Once validly appointed the agreed Surveyor or the two surveyors must visit site and determine what is a Party Wall and is it a Type B Party Wall, a Type A, a Party Structure, a Party Fence Wall or not a Party Wall at all? They then consider the impact of the Building Owner’s works on the Adjoining Owner and their property and take a schedule of conditions. They should then agree an award which allows the Building Owner to expeditiously proceed with their lawful works whilst fully recognising and protecting the interests of the Adjoining Owner.
The Party Wall Award settles the dispute and may include the fee of the surveyors and therefore allows the surveyors to recover fees and of course for owners to contest greedy Party Wall Surveyors who claim unreasonable fees. The adjoining owner may request security for expenses which can take many forms but notably by escrow and bond and payment for works done

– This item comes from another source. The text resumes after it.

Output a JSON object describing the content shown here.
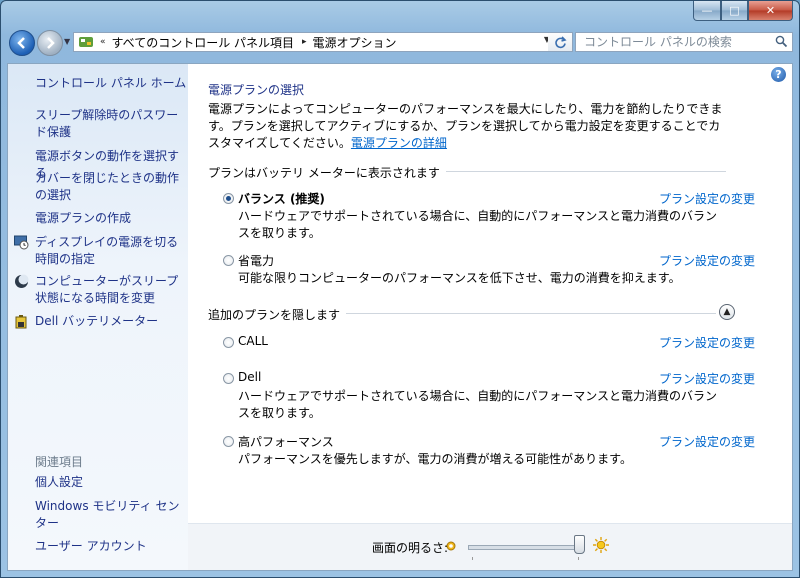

If a Building Owner does not serve notices a prohibitory injunction should be sought.
The Party Wall Act is a statute; it was initially read pedantically and by reference to other statutes and old case law. However modern case law is more and more veering towards common sense interpretation and its spirit. The act does not interfere with easements or rights of light but legal principles, statutes, regulations, doctrines and law do apply ie estoppel, negligence, Consumer Protection, Misrepresentation, frustration but importantly Road Runner (case law) stated that the act suspends common law. The act has a long history, as can be better understood by viewing its chronology and the first Party Wall Surveyors can be traced back a millennium. Bruce has produced a guide for owners, surveyors and aspirant Party Wall Surveyors. There is currently one amendment to the act which allows for electronic communications and there is recent case law which expands considerably the methods available to serve notices etc.
There is a need for a new learned institute for Party Wall Surveyors which could be provided by the Institute of Architecture and Surveying of the Chartered Institute of Building